Watching the Krewe of Zulu along Orleans Avenue is a study in New Orleans street culture, complete with huge crowds gathering on the streets, along the sidewalks, and up on porches while barbecue pits billow with smoke and speakers blast with music to help along the marching bands that are dotted along the parade.
I had the honor and privilege of helping to commemorate the 100th anniversary of the Bunch Club, many of whom are in Zulu, and I also got to interview the Zulu king and queen — both for the New Orleans Advocate. Here are visual highlights the corner of Orleans Avenue and Miro Street, and trots along Esplanade and Claiborne avenues.
Back in the day, Claiborne Avenue along the Treme neighborhood was a constant hive of activity, until city leaders OK’d a routing of a stretch of I-1o directly over that area, casting a literal shadow over a unique culture and commerce for the African-American community.
Treme in particular and black New Orleans never fully recovered from that decision, but Mardi Gras day represents a kind of reclaiming of that territory, with music, vendors, artisans, families, Zulu members, and Mardi Gras Indians flooding Claiborne Avenue — both under the bridge and off to the side, spilling all the way down Basin Street. It’s as magical a scene as anything in the French Quarter, with DJs and performers blasting music and gumbo boiling in pots and offered at $6 a bowl.
(One vendor offered a free sampling of cracklin’ just to be nice.) Photographers offered to take photos with street-themed backgrounds awash in airbrush spray paint at $5 a snap.
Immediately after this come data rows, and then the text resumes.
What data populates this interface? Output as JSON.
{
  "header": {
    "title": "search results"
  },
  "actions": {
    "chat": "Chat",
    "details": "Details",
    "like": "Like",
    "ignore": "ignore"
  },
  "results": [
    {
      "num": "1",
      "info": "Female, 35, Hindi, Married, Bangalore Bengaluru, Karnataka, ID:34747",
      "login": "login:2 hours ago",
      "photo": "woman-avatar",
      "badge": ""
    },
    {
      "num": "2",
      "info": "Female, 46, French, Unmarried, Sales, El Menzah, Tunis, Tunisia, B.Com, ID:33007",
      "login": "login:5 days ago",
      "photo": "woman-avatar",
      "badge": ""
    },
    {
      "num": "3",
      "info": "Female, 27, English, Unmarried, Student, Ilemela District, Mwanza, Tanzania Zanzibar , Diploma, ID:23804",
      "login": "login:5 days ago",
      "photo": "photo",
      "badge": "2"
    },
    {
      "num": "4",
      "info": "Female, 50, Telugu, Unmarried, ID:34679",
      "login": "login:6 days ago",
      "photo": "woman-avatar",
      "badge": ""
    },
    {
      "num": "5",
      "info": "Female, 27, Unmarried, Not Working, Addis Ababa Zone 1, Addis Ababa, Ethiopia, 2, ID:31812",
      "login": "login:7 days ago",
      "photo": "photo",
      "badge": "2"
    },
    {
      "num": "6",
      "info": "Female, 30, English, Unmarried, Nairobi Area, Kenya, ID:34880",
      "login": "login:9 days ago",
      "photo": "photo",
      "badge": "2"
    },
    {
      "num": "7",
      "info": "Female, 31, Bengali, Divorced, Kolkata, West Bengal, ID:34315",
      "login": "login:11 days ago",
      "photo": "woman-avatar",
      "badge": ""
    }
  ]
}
There is an official “Mardi Gras Under the Bridge” event, but really, it’s just one massive street party.
Here are a few snapshots from that scene.
Watching the Zulu parade on Orleans Avenue has become a ritual, of sorts, setting up near Dooky Chase’s restaurant at the corner of Miro and enjoying an amazing street and neighborhood scene. Even though I’d parked my car two blocks away, I must have seen four neighbors smoking meats on the way up to the parade route.
Treme residents, vendors, tourists and even the occasional celebrity can be spotted along the route, and, before the parade proceeds, the king and queen each receive a toast from the Chase family perched on a grandstand outside the restaurant. When it’s all over, plenty of people head back in the other direction for Claiborne Avenue and an even more impressive street scene that includes “Mardi Gras Under the Bridge.” I’ll have snapshots from that in a separate post.
Check out my feature on Zulu King Jay Banks and his wife, Artelia, in the New Orleans Advocate, as well as a look inside their lovely Uptown home.
Profiling Zulu King Jay Banks and his wife, Artelia, for the New Orleans Advocate at their Uptown home was one of the highlights of the Carnival season — not just because it’s a chance to meet royalty, but because of the dedication to serve that fills their everyday lives:
If we can use this to benefit somebody, it’s worth it,” said the 55-year-old Banks, director of the Dryades YMCA School of Commerce. “It’s not about us. It all comes back to that basic idea of wanting to help people.”
Both Bankses make service and helping others a part of both their professional and personal lives. That includes his work with Zulu and New Orleans politics — totems of which permeate their modest residence. Keepsakes from Zulu balls and the Democratic National Convention share space on the walls, so I thought you might get a kick out of those images almost as much as the story itself.